Louis Champagne

Louis Champagne, FIC, ing.

Danny Chui

Danny Chui, FEC, P.Eng.
Manager, Capital Works, Exhibition Place

Sarah Devereaux

Sarah Devereaux, M.Eng., FEC, P.Eng.
Nova Scotia        
Partner, Dillon Consulting Ltd.

Lisa Doig

Lisa Doig, MBA, FEC, P.Eng.
Principal, O’Doig Consulting

Justin Dunn

Justin Dunn, FEC, P.Eng.
Prince Edward Island
Director, Facilities Management, Holland College

Gary Faulkner

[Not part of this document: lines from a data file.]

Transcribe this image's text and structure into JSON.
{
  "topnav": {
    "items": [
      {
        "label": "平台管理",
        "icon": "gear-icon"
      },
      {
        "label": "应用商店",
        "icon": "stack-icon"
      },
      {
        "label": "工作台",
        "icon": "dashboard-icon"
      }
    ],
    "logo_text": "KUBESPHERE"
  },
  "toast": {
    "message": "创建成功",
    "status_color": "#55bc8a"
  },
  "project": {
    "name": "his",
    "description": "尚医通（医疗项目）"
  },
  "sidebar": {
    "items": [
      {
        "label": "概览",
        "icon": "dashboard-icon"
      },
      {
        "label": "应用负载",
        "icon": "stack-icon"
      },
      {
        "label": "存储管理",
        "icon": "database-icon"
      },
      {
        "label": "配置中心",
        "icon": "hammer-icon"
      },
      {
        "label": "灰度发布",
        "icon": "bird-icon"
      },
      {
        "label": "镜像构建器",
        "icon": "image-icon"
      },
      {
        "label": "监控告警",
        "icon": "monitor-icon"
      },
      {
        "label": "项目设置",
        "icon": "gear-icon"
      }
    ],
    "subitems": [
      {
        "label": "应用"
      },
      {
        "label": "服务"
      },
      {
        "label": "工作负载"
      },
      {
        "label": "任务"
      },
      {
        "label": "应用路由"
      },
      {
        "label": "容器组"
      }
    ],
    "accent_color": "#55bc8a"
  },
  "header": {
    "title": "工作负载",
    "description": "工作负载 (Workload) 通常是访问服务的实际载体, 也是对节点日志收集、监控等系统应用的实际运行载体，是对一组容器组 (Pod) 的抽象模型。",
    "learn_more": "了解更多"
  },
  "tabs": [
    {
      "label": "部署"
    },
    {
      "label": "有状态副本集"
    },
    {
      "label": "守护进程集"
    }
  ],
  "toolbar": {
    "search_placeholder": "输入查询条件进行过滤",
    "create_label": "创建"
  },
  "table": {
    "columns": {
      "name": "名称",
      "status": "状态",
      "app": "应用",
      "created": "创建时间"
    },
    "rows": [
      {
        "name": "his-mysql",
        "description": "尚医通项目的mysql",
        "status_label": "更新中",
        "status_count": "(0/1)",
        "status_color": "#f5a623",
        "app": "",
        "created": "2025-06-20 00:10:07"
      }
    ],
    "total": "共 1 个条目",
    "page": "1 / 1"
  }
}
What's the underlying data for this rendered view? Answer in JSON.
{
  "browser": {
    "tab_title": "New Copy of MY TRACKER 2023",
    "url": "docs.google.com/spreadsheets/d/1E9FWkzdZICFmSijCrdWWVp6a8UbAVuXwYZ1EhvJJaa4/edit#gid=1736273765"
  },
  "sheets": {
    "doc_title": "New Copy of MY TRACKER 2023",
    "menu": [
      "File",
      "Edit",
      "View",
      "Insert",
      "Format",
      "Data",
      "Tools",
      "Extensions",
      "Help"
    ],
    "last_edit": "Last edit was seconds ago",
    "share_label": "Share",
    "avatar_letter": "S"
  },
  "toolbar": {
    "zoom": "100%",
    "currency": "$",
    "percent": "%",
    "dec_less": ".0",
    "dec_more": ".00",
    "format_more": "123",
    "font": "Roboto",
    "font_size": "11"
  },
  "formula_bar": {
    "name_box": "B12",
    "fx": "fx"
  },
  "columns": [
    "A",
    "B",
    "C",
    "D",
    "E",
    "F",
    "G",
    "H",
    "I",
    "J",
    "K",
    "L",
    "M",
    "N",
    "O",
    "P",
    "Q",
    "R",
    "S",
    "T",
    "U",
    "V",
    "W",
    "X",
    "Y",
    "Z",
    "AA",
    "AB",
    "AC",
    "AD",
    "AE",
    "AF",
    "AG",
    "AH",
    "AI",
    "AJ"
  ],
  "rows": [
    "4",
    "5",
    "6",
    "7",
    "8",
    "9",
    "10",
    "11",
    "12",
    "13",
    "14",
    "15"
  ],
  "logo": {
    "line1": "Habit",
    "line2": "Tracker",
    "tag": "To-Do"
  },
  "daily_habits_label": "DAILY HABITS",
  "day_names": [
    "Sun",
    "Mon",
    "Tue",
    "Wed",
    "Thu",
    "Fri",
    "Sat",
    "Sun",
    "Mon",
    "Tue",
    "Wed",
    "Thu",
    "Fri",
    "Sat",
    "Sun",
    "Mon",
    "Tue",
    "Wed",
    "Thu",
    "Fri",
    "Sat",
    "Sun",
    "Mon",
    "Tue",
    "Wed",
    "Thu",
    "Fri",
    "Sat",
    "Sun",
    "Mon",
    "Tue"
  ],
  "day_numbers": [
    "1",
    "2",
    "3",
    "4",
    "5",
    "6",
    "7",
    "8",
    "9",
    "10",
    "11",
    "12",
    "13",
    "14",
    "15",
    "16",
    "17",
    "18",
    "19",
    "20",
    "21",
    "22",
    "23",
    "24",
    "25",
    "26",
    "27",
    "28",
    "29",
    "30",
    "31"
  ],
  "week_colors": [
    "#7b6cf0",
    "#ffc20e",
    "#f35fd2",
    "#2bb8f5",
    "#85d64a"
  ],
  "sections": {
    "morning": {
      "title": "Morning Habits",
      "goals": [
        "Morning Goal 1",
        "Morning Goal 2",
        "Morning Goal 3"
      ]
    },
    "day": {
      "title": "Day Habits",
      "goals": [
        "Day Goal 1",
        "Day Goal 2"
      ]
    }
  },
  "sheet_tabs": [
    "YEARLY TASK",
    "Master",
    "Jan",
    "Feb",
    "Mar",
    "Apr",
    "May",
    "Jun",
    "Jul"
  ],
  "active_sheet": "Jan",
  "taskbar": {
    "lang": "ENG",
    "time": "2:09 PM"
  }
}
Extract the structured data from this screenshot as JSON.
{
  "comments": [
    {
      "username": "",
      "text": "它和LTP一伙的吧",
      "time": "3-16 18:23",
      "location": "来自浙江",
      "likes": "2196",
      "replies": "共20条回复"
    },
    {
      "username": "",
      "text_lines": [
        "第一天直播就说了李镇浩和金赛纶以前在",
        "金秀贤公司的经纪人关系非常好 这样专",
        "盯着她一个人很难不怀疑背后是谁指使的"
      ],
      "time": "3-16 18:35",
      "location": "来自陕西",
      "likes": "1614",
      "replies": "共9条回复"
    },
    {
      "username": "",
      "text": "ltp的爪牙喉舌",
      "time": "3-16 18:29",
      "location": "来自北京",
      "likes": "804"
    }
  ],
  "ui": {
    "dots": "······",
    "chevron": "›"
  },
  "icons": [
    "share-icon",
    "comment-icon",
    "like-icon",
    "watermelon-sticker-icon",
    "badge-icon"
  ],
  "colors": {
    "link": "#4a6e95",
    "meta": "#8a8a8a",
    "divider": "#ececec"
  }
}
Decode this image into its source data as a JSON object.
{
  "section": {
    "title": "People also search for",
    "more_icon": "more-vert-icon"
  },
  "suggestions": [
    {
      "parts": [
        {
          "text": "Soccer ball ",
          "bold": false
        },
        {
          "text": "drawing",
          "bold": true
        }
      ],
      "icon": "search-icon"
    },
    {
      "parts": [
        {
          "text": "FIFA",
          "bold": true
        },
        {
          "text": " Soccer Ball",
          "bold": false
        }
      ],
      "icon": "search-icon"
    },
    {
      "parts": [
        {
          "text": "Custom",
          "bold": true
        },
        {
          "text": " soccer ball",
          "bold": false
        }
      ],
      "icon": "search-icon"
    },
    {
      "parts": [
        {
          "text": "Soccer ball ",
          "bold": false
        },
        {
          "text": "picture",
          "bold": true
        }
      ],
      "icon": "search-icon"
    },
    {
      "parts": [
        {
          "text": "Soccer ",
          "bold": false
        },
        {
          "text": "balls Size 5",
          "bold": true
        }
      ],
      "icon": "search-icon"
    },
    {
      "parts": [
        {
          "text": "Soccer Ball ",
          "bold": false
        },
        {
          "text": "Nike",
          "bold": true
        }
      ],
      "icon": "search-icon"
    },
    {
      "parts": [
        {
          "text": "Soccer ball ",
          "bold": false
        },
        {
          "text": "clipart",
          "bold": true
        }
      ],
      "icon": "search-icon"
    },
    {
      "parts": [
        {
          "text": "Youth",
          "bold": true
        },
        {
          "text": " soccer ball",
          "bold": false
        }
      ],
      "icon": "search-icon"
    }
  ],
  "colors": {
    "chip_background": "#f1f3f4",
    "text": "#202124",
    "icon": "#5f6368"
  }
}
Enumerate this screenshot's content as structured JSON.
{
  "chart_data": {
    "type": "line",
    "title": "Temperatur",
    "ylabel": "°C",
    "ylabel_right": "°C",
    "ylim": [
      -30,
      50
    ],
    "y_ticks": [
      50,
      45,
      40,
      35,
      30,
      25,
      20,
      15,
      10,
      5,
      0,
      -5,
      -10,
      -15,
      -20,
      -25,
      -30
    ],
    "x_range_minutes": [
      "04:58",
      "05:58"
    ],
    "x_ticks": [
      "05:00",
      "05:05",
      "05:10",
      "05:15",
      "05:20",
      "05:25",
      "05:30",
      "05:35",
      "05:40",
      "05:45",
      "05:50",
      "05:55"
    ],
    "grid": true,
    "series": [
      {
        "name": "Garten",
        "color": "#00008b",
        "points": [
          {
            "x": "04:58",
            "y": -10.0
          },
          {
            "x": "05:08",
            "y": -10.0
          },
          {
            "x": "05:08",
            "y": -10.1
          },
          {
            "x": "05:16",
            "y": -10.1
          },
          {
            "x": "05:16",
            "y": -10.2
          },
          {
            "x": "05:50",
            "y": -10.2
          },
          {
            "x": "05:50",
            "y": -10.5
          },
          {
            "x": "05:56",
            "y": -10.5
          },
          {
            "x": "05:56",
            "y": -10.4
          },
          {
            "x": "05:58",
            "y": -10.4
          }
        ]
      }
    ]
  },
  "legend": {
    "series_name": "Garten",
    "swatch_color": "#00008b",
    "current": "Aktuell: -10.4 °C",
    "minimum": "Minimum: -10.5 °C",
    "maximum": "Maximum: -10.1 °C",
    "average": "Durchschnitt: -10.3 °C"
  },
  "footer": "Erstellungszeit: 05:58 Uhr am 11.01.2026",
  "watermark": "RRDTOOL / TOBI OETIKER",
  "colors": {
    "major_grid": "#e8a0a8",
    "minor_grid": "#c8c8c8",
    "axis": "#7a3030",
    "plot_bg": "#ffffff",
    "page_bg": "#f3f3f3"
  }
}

Gary Faulkner, PhD, FEC, FGC (Hon.), P.Eng.
Director, Rehabilitation Research and Technology Development, ?Alberta Health Services

Dwayne Gelowitz

Dwayne Gelowitz, FEC, P.Eng., FCSCE
Principal, Water Sector Lead, Stantec Consulting Ltd.

Sandra Gwozdz

Sandra Gwozdz, FIC, ing.
Project Engineer, Bombardier Aerospace

Jeff Holm

Jeff Holm, FEC, P.Eng., FGC (Hon)
British Columbia          
Senior Infrastructure Manager, Allnorth Consultants Limited

Carole Lamothe

Carole Lamothe, ing.
Directrice de projets majeurs, EUROVIA Québec

Dawn Nedohin-Macek

Dawn Nedohin-Macek, FEC, P.Eng.
Project Portfolio Engineer, Manitoba Hydro

Connie Parenteau

Connie Parenteau, FEC, FGC (Hon), P.Eng.


Rakesh Shreewastav

Rakesh Shreewastav, FEC, P.Eng., AVS
Manager, Civil Infrastructure, MetroLinx

Richard Trimble

Richard Trimble, FEC, P.Eng.
Principal Consultant – Arctic Region, Engineering Practice




Ann English

Ann English, P.Eng.
Chief Executive Officer and Registrar, APEGBC
Chair, Chief Executive Officers Group

Gerard McDonald

Gerard McDonald, MBA, P.Eng.
Chief Executive Officer, Engineers Canada




  • Aude Adnot-Serra  
  • Maria Arrieta  
  • Susan Bourgon  
  • Colin Brown  
  • Catherine Christoffersen  
  • Jessica Christou  
  • Marie Claverie  
  • Chantal Colavizza  
  • Lisa Dennis  
  • Randa Dirani  
  • Shelley Ford  
  • Brent Gibson  
  • Linda Gray  
  • Willow Guy  
  • Johanne Lamarche  
  • John Langlois 
  • David Lapp  
  • Marlene McCourt  
  • Gerard McDonald  
  • Emily McParland  
  • Ryan Melsom  
  • Jorge Monterrosa  
  • Ivan Ntale  
  • Alexander Olivas  
  • Martha Oram  
  • Mélanie Ouellette  
  • Cassandra Polyzou  
  • Tracey Pope
  • Stephanie Price  
  • Aneel Rangi  
  • Adam Rodrigues  
  • Emily Rowan  
  • Carole Roy  
  • Lorelei Scott  
  • Kyle Smith  
  • Daphne Smith  
  • Jeanette Southwood  
  • Evelyn Spence
  • Beryl Strawczynski  
  • Joey Taylor  
  • Renée Taylor  
  • Heidi Theelen  
  • Joachim Toelke  
  • Lynn Tremblay  
  • Dan Villeneuve  
  • Lynn Villeneuve  
  • Mya Warken  
  • Doris Yee

17. Our sponsors

Engineers Canada thanks its partners for their ongoing support and contributions to its 2018 Annual General Meeting and Awards event.


TD logoManulife logo


Great West Life logoEncon logo


Hub International logoXL Group Insurance logo



RSM logo


Budget logo

18. Financial statements

Download the 2018 summary financial statements.